(Web page and app entries)
━━━━━━━━━━━━━━━━━━━━━━━━━━━━━━

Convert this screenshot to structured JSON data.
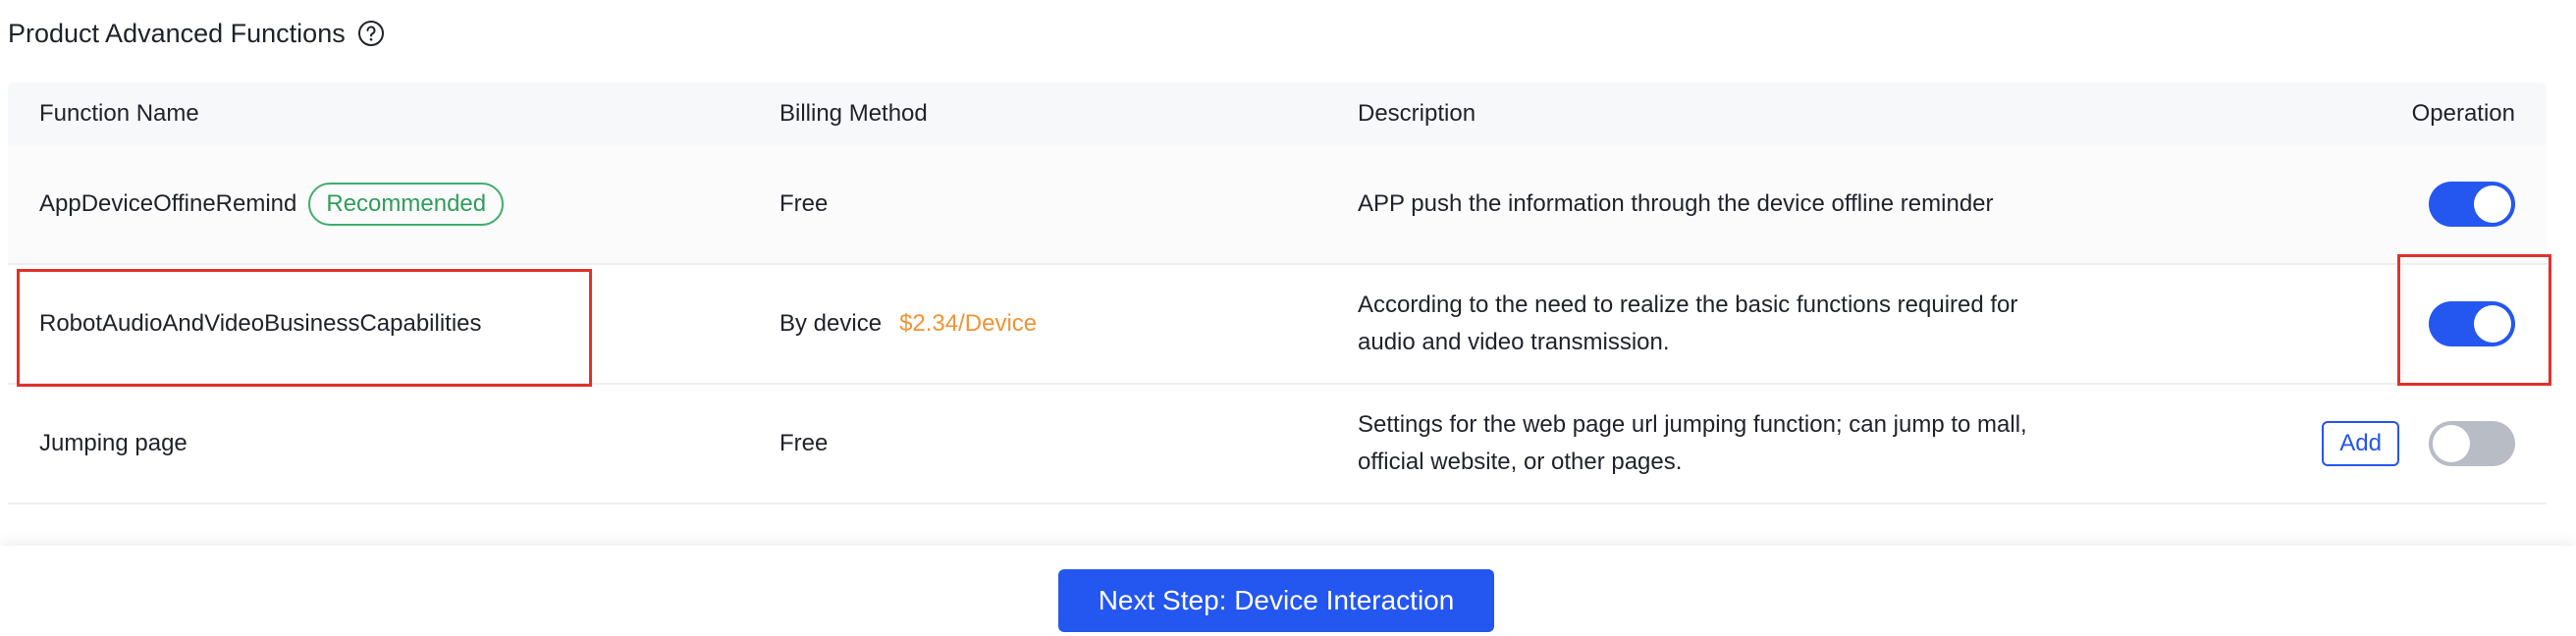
{
  "section": {
    "title": "Product Advanced Functions",
    "help_icon": "question-circle-icon"
  },
  "table": {
    "headers": {
      "name": "Function Name",
      "billing": "Billing Method",
      "description": "Description",
      "operation": "Operation"
    },
    "rows": [
      {
        "name": "AppDeviceOffineRemind",
        "badge": "Recommended",
        "billing": "Free",
        "price": "",
        "description": "APP push the information through the device offline reminder",
        "enabled": true
      },
      {
        "name": "RobotAudioAndVideoBusinessCapabilities",
        "badge": "",
        "billing": "By device",
        "price": "$2.34/Device",
        "description": "According to the need to realize the basic functions required for audio and video transmission.",
        "enabled": true
      },
      {
        "name": "Jumping page",
        "badge": "",
        "billing": "Free",
        "price": "",
        "description": "Settings for the web page url jumping function; can jump to mall, official website, or other pages.",
        "add_label": "Add",
        "enabled": false
      }
    ]
  },
  "footer": {
    "next_step_label": "Next Step: Device Interaction"
  },
  "colors": {
    "primary": "#2456f0",
    "recommended": "#2f9d5c",
    "price": "#f09433",
    "highlight": "#e0322a",
    "toggle_off": "#b8bcc4"
  }
}
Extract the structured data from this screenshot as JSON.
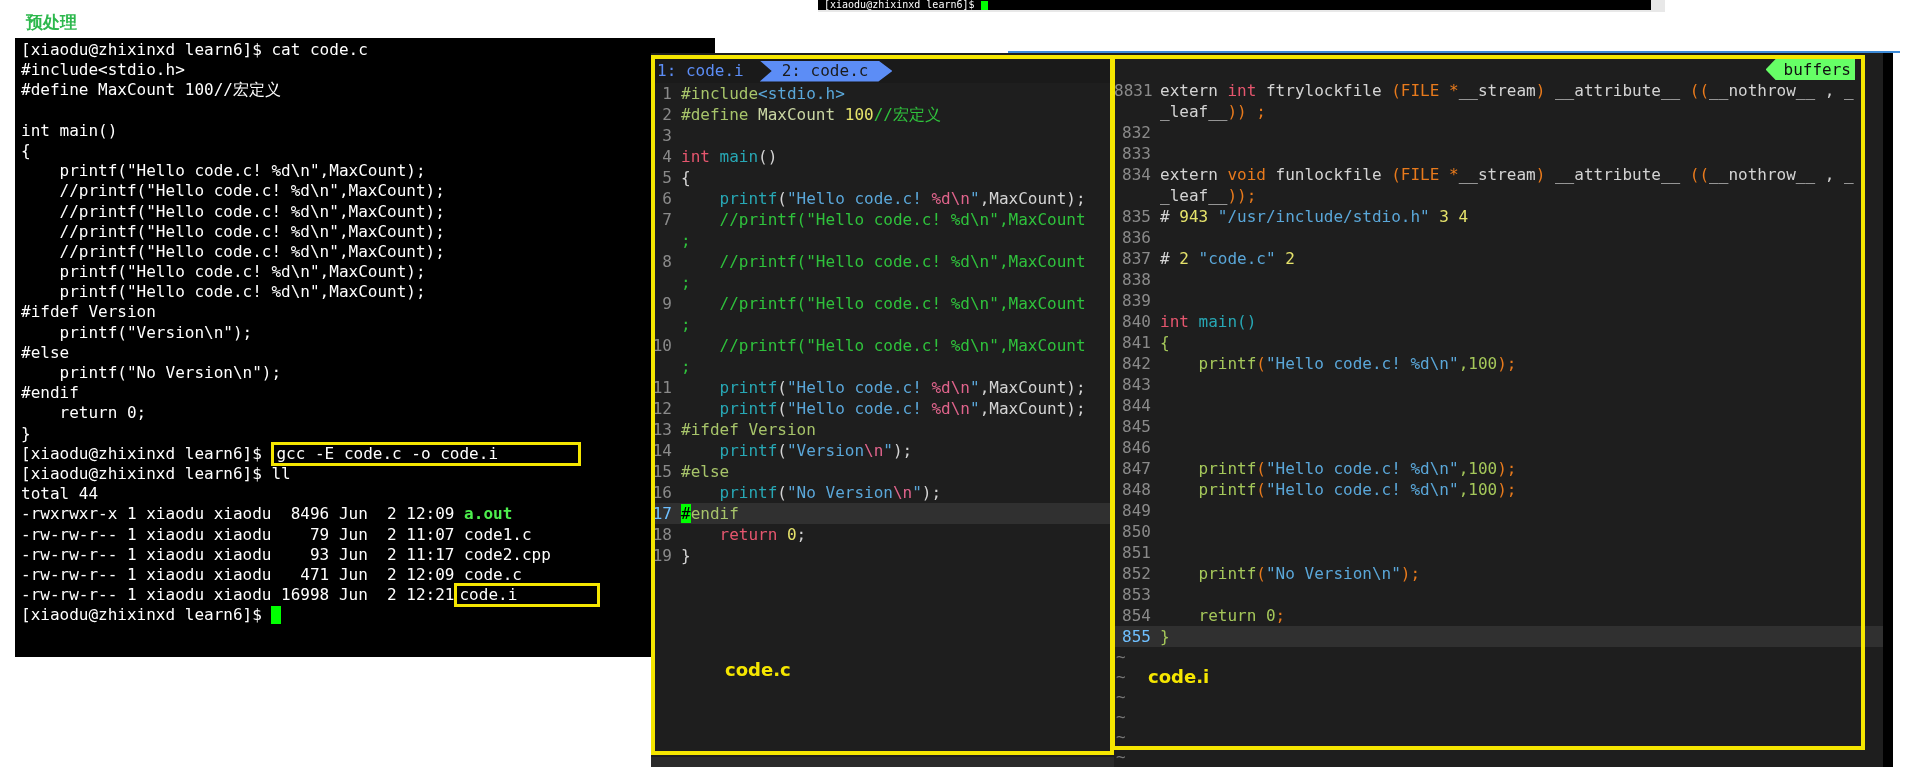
{
  "heading": "预处理",
  "top_terminal": {
    "prompt": "[xiaodu@zhixinxd learn6]$",
    "cursor": true
  },
  "terminal": {
    "lines": [
      {
        "kind": "text",
        "parts": [
          {
            "kind": "plain",
            "text": "[xiaodu@zhixinxd learn6]$ cat code.c"
          }
        ]
      },
      {
        "kind": "text",
        "parts": [
          {
            "kind": "plain",
            "text": "#include<stdio.h>"
          }
        ]
      },
      {
        "kind": "text",
        "parts": [
          {
            "kind": "plain",
            "text": "#define MaxCount 100//宏定义"
          }
        ]
      },
      {
        "kind": "blank"
      },
      {
        "kind": "text",
        "parts": [
          {
            "kind": "plain",
            "text": "int main()"
          }
        ]
      },
      {
        "kind": "text",
        "parts": [
          {
            "kind": "plain",
            "text": "{"
          }
        ]
      },
      {
        "kind": "text",
        "parts": [
          {
            "kind": "plain",
            "text": "    printf(\"Hello code.c! %d\\n\",MaxCount);"
          }
        ]
      },
      {
        "kind": "text",
        "parts": [
          {
            "kind": "plain",
            "text": "    //printf(\"Hello code.c! %d\\n\",MaxCount);"
          }
        ]
      },
      {
        "kind": "text",
        "parts": [
          {
            "kind": "plain",
            "text": "    //printf(\"Hello code.c! %d\\n\",MaxCount);"
          }
        ]
      },
      {
        "kind": "text",
        "parts": [
          {
            "kind": "plain",
            "text": "    //printf(\"Hello code.c! %d\\n\",MaxCount);"
          }
        ]
      },
      {
        "kind": "text",
        "parts": [
          {
            "kind": "plain",
            "text": "    //printf(\"Hello code.c! %d\\n\",MaxCount);"
          }
        ]
      },
      {
        "kind": "text",
        "parts": [
          {
            "kind": "plain",
            "text": "    printf(\"Hello code.c! %d\\n\",MaxCount);"
          }
        ]
      },
      {
        "kind": "text",
        "parts": [
          {
            "kind": "plain",
            "text": "    printf(\"Hello code.c! %d\\n\",MaxCount);"
          }
        ]
      },
      {
        "kind": "text",
        "parts": [
          {
            "kind": "plain",
            "text": "#ifdef Version"
          }
        ]
      },
      {
        "kind": "text",
        "parts": [
          {
            "kind": "plain",
            "text": "    printf(\"Version\\n\");"
          }
        ]
      },
      {
        "kind": "text",
        "parts": [
          {
            "kind": "plain",
            "text": "#else"
          }
        ]
      },
      {
        "kind": "text",
        "parts": [
          {
            "kind": "plain",
            "text": "    printf(\"No Version\\n\");"
          }
        ]
      },
      {
        "kind": "text",
        "parts": [
          {
            "kind": "plain",
            "text": "#endif"
          }
        ]
      },
      {
        "kind": "text",
        "parts": [
          {
            "kind": "plain",
            "text": "    return 0;"
          }
        ]
      },
      {
        "kind": "text",
        "parts": [
          {
            "kind": "plain",
            "text": "}"
          }
        ]
      },
      {
        "kind": "text",
        "parts": [
          {
            "kind": "plain",
            "text": "[xiaodu@zhixinxd learn6]$ "
          },
          {
            "kind": "boxed",
            "text": "gcc -E code.c -o code.i"
          }
        ]
      },
      {
        "kind": "text",
        "parts": [
          {
            "kind": "plain",
            "text": "[xiaodu@zhixinxd learn6]$ ll"
          }
        ]
      },
      {
        "kind": "text",
        "parts": [
          {
            "kind": "plain",
            "text": "total 44"
          }
        ]
      },
      {
        "kind": "text",
        "parts": [
          {
            "kind": "plain",
            "text": "-rwxrwxr-x 1 xiaodu xiaodu  8496 Jun  2 12:09 "
          },
          {
            "kind": "executable",
            "text": "a.out"
          }
        ]
      },
      {
        "kind": "text",
        "parts": [
          {
            "kind": "plain",
            "text": "-rw-rw-r-- 1 xiaodu xiaodu    79 Jun  2 11:07 code1.c"
          }
        ]
      },
      {
        "kind": "text",
        "parts": [
          {
            "kind": "plain",
            "text": "-rw-rw-r-- 1 xiaodu xiaodu    93 Jun  2 11:17 code2.cpp"
          }
        ]
      },
      {
        "kind": "text",
        "parts": [
          {
            "kind": "plain",
            "text": "-rw-rw-r-- 1 xiaodu xiaodu   471 Jun  2 12:09 code.c"
          }
        ]
      },
      {
        "kind": "text",
        "parts": [
          {
            "kind": "plain",
            "text": "-rw-rw-r-- 1 xiaodu xiaodu 16998 Jun  2 12:21"
          },
          {
            "kind": "boxed",
            "text": "code.i"
          }
        ]
      },
      {
        "kind": "text",
        "cursor": true,
        "parts": [
          {
            "kind": "plain",
            "text": "[xiaodu@zhixinxd learn6]$ "
          }
        ]
      }
    ]
  },
  "code_editor": {
    "tabs": [
      {
        "label": "1: code.i",
        "selected": false
      },
      {
        "label": "2: code.c",
        "selected": true
      }
    ],
    "lines": [
      {
        "kind": "line",
        "number": "1",
        "current": false,
        "tokens": [
          {
            "kind": "preproc",
            "text": "#include"
          },
          {
            "kind": "string",
            "text": "<stdio.h>"
          }
        ]
      },
      {
        "kind": "line",
        "number": "2",
        "current": false,
        "tokens": [
          {
            "kind": "preproc",
            "text": "#define "
          },
          {
            "kind": "macro",
            "text": "MaxCount "
          },
          {
            "kind": "number",
            "text": "100"
          },
          {
            "kind": "comment",
            "text": "//宏定义"
          }
        ]
      },
      {
        "kind": "line",
        "number": "3",
        "current": false
      },
      {
        "kind": "line",
        "number": "4",
        "current": false,
        "tokens": [
          {
            "kind": "type",
            "text": "int "
          },
          {
            "kind": "func",
            "text": "main"
          },
          {
            "kind": "plain",
            "text": "()"
          }
        ]
      },
      {
        "kind": "line",
        "number": "5",
        "current": false,
        "tokens": [
          {
            "kind": "plain",
            "text": "{"
          }
        ]
      },
      {
        "kind": "line",
        "number": "6",
        "current": false,
        "tokens": [
          {
            "kind": "func",
            "text": "    printf"
          },
          {
            "kind": "plain",
            "text": "("
          },
          {
            "kind": "string",
            "text": "\"Hello code.c! "
          },
          {
            "kind": "escape",
            "text": "%d\\n"
          },
          {
            "kind": "string",
            "text": "\""
          },
          {
            "kind": "plain",
            "text": ",MaxCount);"
          }
        ]
      },
      {
        "kind": "line",
        "number": "7",
        "current": false,
        "tokens": [
          {
            "kind": "comment",
            "text": "    //printf(\"Hello code.c! %d\\n\",MaxCount"
          }
        ]
      },
      {
        "kind": "wrap",
        "current": false,
        "tokens": [
          {
            "kind": "comment",
            "text": ";"
          }
        ]
      },
      {
        "kind": "line",
        "number": "8",
        "current": false,
        "tokens": [
          {
            "kind": "comment",
            "text": "    //printf(\"Hello code.c! %d\\n\",MaxCount"
          }
        ]
      },
      {
        "kind": "wrap",
        "current": false,
        "tokens": [
          {
            "kind": "comment",
            "text": ";"
          }
        ]
      },
      {
        "kind": "line",
        "number": "9",
        "current": false,
        "tokens": [
          {
            "kind": "comment",
            "text": "    //printf(\"Hello code.c! %d\\n\",MaxCount"
          }
        ]
      },
      {
        "kind": "wrap",
        "current": false,
        "tokens": [
          {
            "kind": "comment",
            "text": ";"
          }
        ]
      },
      {
        "kind": "line",
        "number": "10",
        "current": false,
        "tokens": [
          {
            "kind": "comment",
            "text": "    //printf(\"Hello code.c! %d\\n\",MaxCount"
          }
        ]
      },
      {
        "kind": "wrap",
        "current": false,
        "tokens": [
          {
            "kind": "comment",
            "text": ";"
          }
        ]
      },
      {
        "kind": "line",
        "number": "11",
        "current": false,
        "tokens": [
          {
            "kind": "func",
            "text": "    printf"
          },
          {
            "kind": "plain",
            "text": "("
          },
          {
            "kind": "string",
            "text": "\"Hello code.c! "
          },
          {
            "kind": "escape",
            "text": "%d\\n"
          },
          {
            "kind": "string",
            "text": "\""
          },
          {
            "kind": "plain",
            "text": ",MaxCount);"
          }
        ]
      },
      {
        "kind": "line",
        "number": "12",
        "current": false,
        "tokens": [
          {
            "kind": "func",
            "text": "    printf"
          },
          {
            "kind": "plain",
            "text": "("
          },
          {
            "kind": "string",
            "text": "\"Hello code.c! "
          },
          {
            "kind": "escape",
            "text": "%d\\n"
          },
          {
            "kind": "string",
            "text": "\""
          },
          {
            "kind": "plain",
            "text": ",MaxCount);"
          }
        ]
      },
      {
        "kind": "line",
        "number": "13",
        "current": false,
        "tokens": [
          {
            "kind": "preproc",
            "text": "#ifdef Version"
          }
        ]
      },
      {
        "kind": "line",
        "number": "14",
        "current": false,
        "tokens": [
          {
            "kind": "func",
            "text": "    printf"
          },
          {
            "kind": "plain",
            "text": "("
          },
          {
            "kind": "string",
            "text": "\"Version"
          },
          {
            "kind": "escape",
            "text": "\\n"
          },
          {
            "kind": "string",
            "text": "\""
          },
          {
            "kind": "plain",
            "text": ");"
          }
        ]
      },
      {
        "kind": "line",
        "number": "15",
        "current": false,
        "tokens": [
          {
            "kind": "preproc",
            "text": "#else"
          }
        ]
      },
      {
        "kind": "line",
        "number": "16",
        "current": false,
        "tokens": [
          {
            "kind": "func",
            "text": "    printf"
          },
          {
            "kind": "plain",
            "text": "("
          },
          {
            "kind": "string",
            "text": "\"No Version"
          },
          {
            "kind": "escape",
            "text": "\\n"
          },
          {
            "kind": "string",
            "text": "\""
          },
          {
            "kind": "plain",
            "text": ");"
          }
        ]
      },
      {
        "kind": "line",
        "number": "17",
        "current": true,
        "tokens": [
          {
            "kind": "cursor",
            "text": "#"
          },
          {
            "kind": "preproc",
            "text": "endif"
          }
        ]
      },
      {
        "kind": "line",
        "number": "18",
        "current": false,
        "tokens": [
          {
            "kind": "type",
            "text": "    return "
          },
          {
            "kind": "number",
            "text": "0"
          },
          {
            "kind": "plain",
            "text": ";"
          }
        ]
      },
      {
        "kind": "line",
        "number": "19",
        "current": false,
        "tokens": [
          {
            "kind": "plain",
            "text": "}"
          }
        ]
      }
    ],
    "annotation": "code.c"
  },
  "preprocessed_view": {
    "tag": "buffers",
    "lines": [
      {
        "kind": "line",
        "number": "8831",
        "current": false,
        "tokens": [
          {
            "kind": "plain",
            "text": "extern "
          },
          {
            "kind": "type",
            "text": "int"
          },
          {
            "kind": "plain",
            "text": " ftrylockfile "
          },
          {
            "kind": "op",
            "text": "(FILE *"
          },
          {
            "kind": "plain",
            "text": "__stream"
          },
          {
            "kind": "op",
            "text": ")"
          },
          {
            "kind": "plain",
            "text": " __attribute__ "
          },
          {
            "kind": "op",
            "text": "(("
          },
          {
            "kind": "plain",
            "text": "__nothrow__ , _"
          }
        ]
      },
      {
        "kind": "wrap",
        "current": false,
        "tokens": [
          {
            "kind": "plain",
            "text": "_leaf__"
          },
          {
            "kind": "op",
            "text": ")) ;"
          }
        ]
      },
      {
        "kind": "line",
        "number": "832",
        "current": false
      },
      {
        "kind": "line",
        "number": "833",
        "current": false
      },
      {
        "kind": "line",
        "number": "834",
        "current": false,
        "tokens": [
          {
            "kind": "plain",
            "text": "extern "
          },
          {
            "kind": "op",
            "text": "void"
          },
          {
            "kind": "plain",
            "text": " funlockfile "
          },
          {
            "kind": "op",
            "text": "(FILE *"
          },
          {
            "kind": "plain",
            "text": "__stream"
          },
          {
            "kind": "op",
            "text": ")"
          },
          {
            "kind": "plain",
            "text": " __attribute__ "
          },
          {
            "kind": "op",
            "text": "(("
          },
          {
            "kind": "plain",
            "text": "__nothrow__ , _"
          }
        ]
      },
      {
        "kind": "wrap",
        "current": false,
        "tokens": [
          {
            "kind": "plain",
            "text": "_leaf__"
          },
          {
            "kind": "op",
            "text": "));"
          }
        ]
      },
      {
        "kind": "line",
        "number": "835",
        "current": false,
        "tokens": [
          {
            "kind": "plain",
            "text": "# "
          },
          {
            "kind": "number",
            "text": "943 "
          },
          {
            "kind": "string",
            "text": "\"/usr/include/stdio.h\""
          },
          {
            "kind": "number",
            "text": " 3 4"
          }
        ]
      },
      {
        "kind": "line",
        "number": "836",
        "current": false
      },
      {
        "kind": "line",
        "number": "837",
        "current": false,
        "tokens": [
          {
            "kind": "plain",
            "text": "# "
          },
          {
            "kind": "number",
            "text": "2 "
          },
          {
            "kind": "string",
            "text": "\"code.c\""
          },
          {
            "kind": "number",
            "text": " 2"
          }
        ]
      },
      {
        "kind": "line",
        "number": "838",
        "current": false
      },
      {
        "kind": "line",
        "number": "839",
        "current": false
      },
      {
        "kind": "line",
        "number": "840",
        "current": false,
        "tokens": [
          {
            "kind": "type",
            "text": "int "
          },
          {
            "kind": "func",
            "text": "main()"
          }
        ]
      },
      {
        "kind": "line",
        "number": "841",
        "current": false,
        "tokens": [
          {
            "kind": "call",
            "text": "{"
          }
        ]
      },
      {
        "kind": "line",
        "number": "842",
        "current": false,
        "tokens": [
          {
            "kind": "call",
            "text": "    printf"
          },
          {
            "kind": "op",
            "text": "("
          },
          {
            "kind": "string",
            "text": "\"Hello code.c! %d\\n\""
          },
          {
            "kind": "call",
            "text": ",100"
          },
          {
            "kind": "op",
            "text": ");"
          }
        ]
      },
      {
        "kind": "line",
        "number": "843",
        "current": false
      },
      {
        "kind": "line",
        "number": "844",
        "current": false
      },
      {
        "kind": "line",
        "number": "845",
        "current": false
      },
      {
        "kind": "line",
        "number": "846",
        "current": false
      },
      {
        "kind": "line",
        "number": "847",
        "current": false,
        "tokens": [
          {
            "kind": "call",
            "text": "    printf"
          },
          {
            "kind": "op",
            "text": "("
          },
          {
            "kind": "string",
            "text": "\"Hello code.c! %d\\n\""
          },
          {
            "kind": "call",
            "text": ",100"
          },
          {
            "kind": "op",
            "text": ");"
          }
        ]
      },
      {
        "kind": "line",
        "number": "848",
        "current": false,
        "tokens": [
          {
            "kind": "call",
            "text": "    printf"
          },
          {
            "kind": "op",
            "text": "("
          },
          {
            "kind": "string",
            "text": "\"Hello code.c! %d\\n\""
          },
          {
            "kind": "call",
            "text": ",100"
          },
          {
            "kind": "op",
            "text": ");"
          }
        ]
      },
      {
        "kind": "line",
        "number": "849",
        "current": false
      },
      {
        "kind": "line",
        "number": "850",
        "current": false
      },
      {
        "kind": "line",
        "number": "851",
        "current": false
      },
      {
        "kind": "line",
        "number": "852",
        "current": false,
        "tokens": [
          {
            "kind": "call",
            "text": "    printf"
          },
          {
            "kind": "op",
            "text": "("
          },
          {
            "kind": "string",
            "text": "\"No Version\\n\""
          },
          {
            "kind": "op",
            "text": ");"
          }
        ]
      },
      {
        "kind": "line",
        "number": "853",
        "current": false
      },
      {
        "kind": "line",
        "number": "854",
        "current": false,
        "tokens": [
          {
            "kind": "call",
            "text": "    return 0"
          },
          {
            "kind": "op",
            "text": ";"
          }
        ]
      },
      {
        "kind": "line",
        "number": "855",
        "current": true,
        "tokens": [
          {
            "kind": "call",
            "text": "}"
          }
        ]
      }
    ],
    "tilde_rows": [
      "~",
      "~",
      "~",
      "~",
      "~",
      "~"
    ],
    "annotation": "code.i"
  }
}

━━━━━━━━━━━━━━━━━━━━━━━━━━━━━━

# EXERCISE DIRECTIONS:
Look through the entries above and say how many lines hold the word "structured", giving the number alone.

# TASK RESULT:
2